Yale Dance Lab announces Spring 2024 performance featuring Brinda Guha’s Mohabbat

Yale Dance Lab announces Spring 2024 performance featuring Brinda Guha's Mohabbat

December 20, 2023

Yale Dance Lab Announces Debut of Commission by Brinda Guha: Mohabbat

On Feburary 10th in the Yale University Crescent Theater,  the Yale Dance Lab will debut Mohabbat, a commisioned piece by  the choreographer Brinda Guha. Ticket reservations can be made at: Upcoming Events | Undergraduate Production (yale.edu)

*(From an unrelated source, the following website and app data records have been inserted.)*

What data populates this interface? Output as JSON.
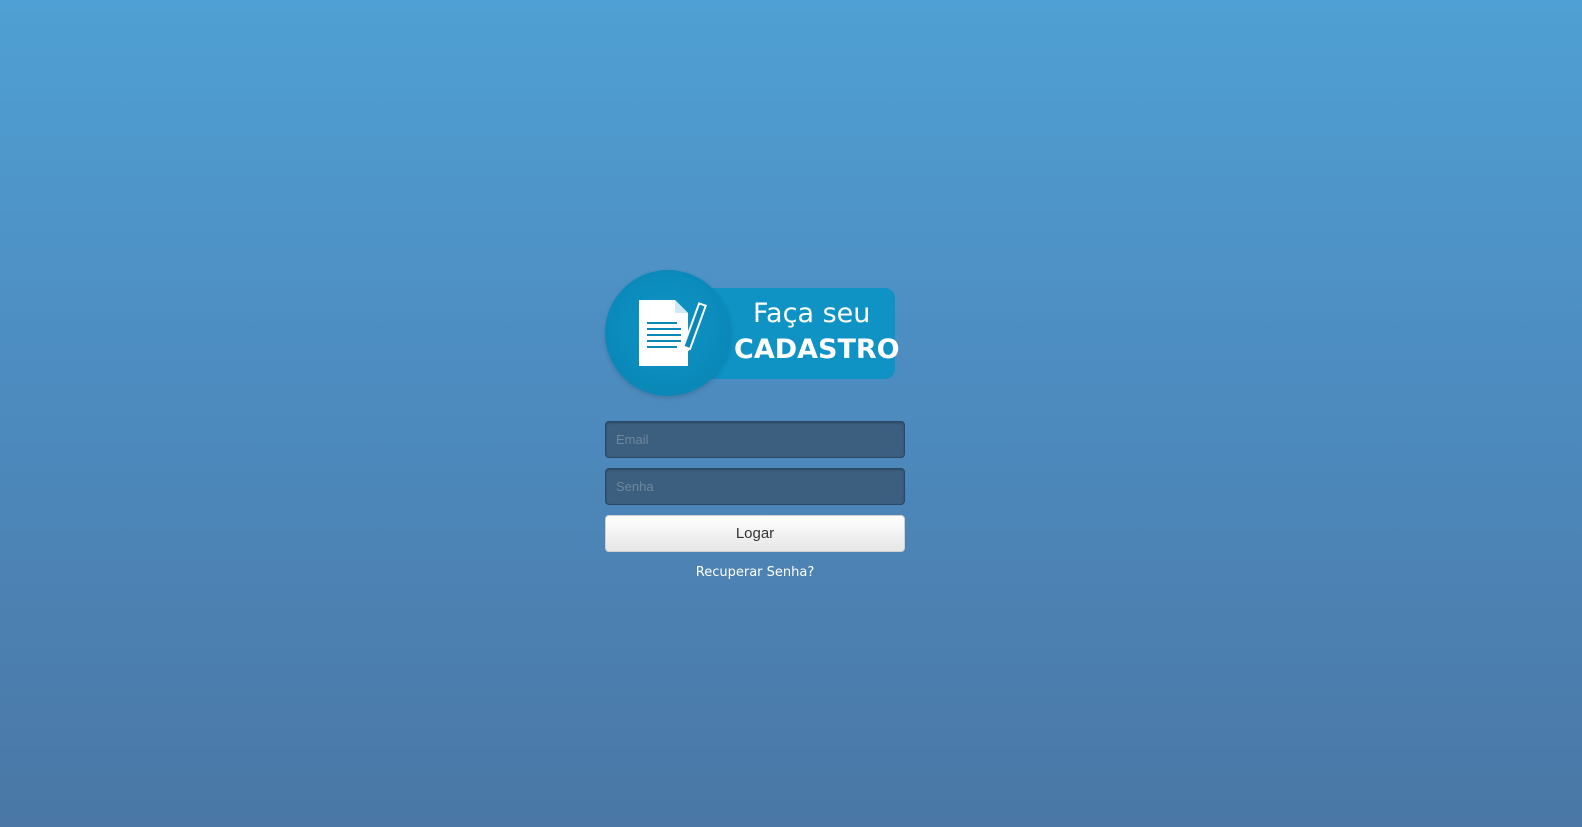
{
  "logo": {
    "line1": "Faça seu",
    "line2": "CADASTRO",
    "icon": "document-pen-icon",
    "colors": {
      "banner": "#0e93c4",
      "circle": "#0a88b8"
    }
  },
  "form": {
    "email_placeholder": "Email",
    "email_value": "",
    "password_placeholder": "Senha",
    "password_value": "",
    "submit_label": "Logar"
  },
  "recover": {
    "label": "Recuperar Senha?"
  },
  "colors": {
    "background_top": "#4fa0d4",
    "background_bottom": "#4a77a5",
    "field_background": "#3c5f80"
  }
}
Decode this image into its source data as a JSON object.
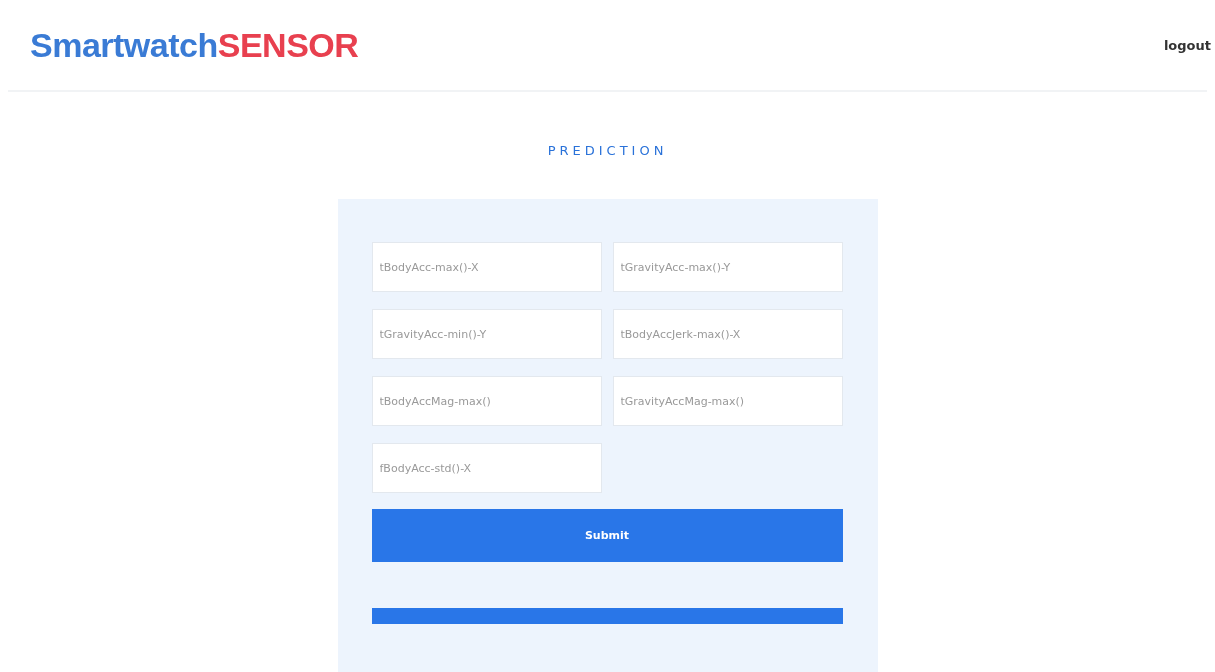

Brinda Guha (she/her) identifies as a non-disabled, caste-privileged, cisgender and queer South-Asian American based on Lenape land, colonially known as Manhattan, NYC, and is a trained Bessie-nominated Kathak and Contemporary Indian dancer. During training and performing for years in the Kathak (Malabika Guha) & Manipuri (Kalavati+ Bimbavati Devi) dance disciplines, as well as Flamenco (Carmen de las Cuevas; Dionisia Garcia) and Contemporary Fusion vocabularies, she co-founded Kalamandir Dance Company in 2010. She’s choreographed for many national stages and self-produced original feature-length dance productions which earned her artist residencies at Dixon Place (2018) and Dancewave (2019) to continue to develop work. Now, she is represented by CESD Talent Agency and is pursuing artistic direction, performance and arts education. She trains in Kathak, Manipuri, Yorchhā (est. Ananya Chatterjee), and Contemporary. Brinda actively dances with dynamic all-female multicultural percussive trio Soles of Duende, featuring Flamenco (Arielle Rosales), Tap (Amanda Castro), and Kathak (Guha). Her dream of having art meet activism was realized when she created WISE FRUIT NYC, a seasonal live arts installment (est 2017) dedicated to the feminine divine and honoring select women-led organizations. She is also the Senior Producing Coordinator for dance service organization Dance/NYC. Visit www.brindaguha.com for more info.


Brinda Guha’s work is rooted in the legacies of Contemporary Indian dance, and yearns to reach spaces where qualities of community, transparency and womanhood are centered. The ideological philosophy that drives the work forward values the notion of moving circular axiologies (and its respective centripetal forces and rooted, cultural fabrics) in a forward-thinking way as it pertains to South Asian diasporic movement forms. Imagine a helix: circular and expansive. Brinda’s choreographic ideas are powered by deconstructing classical aesthetics in a way that functions generously because of the human emotionality and necessary storytelling elements that cradle and power the work’s process. This semester, Brinda plans to build a complex piece called “Mohabbat”, a meditative song about love and letting go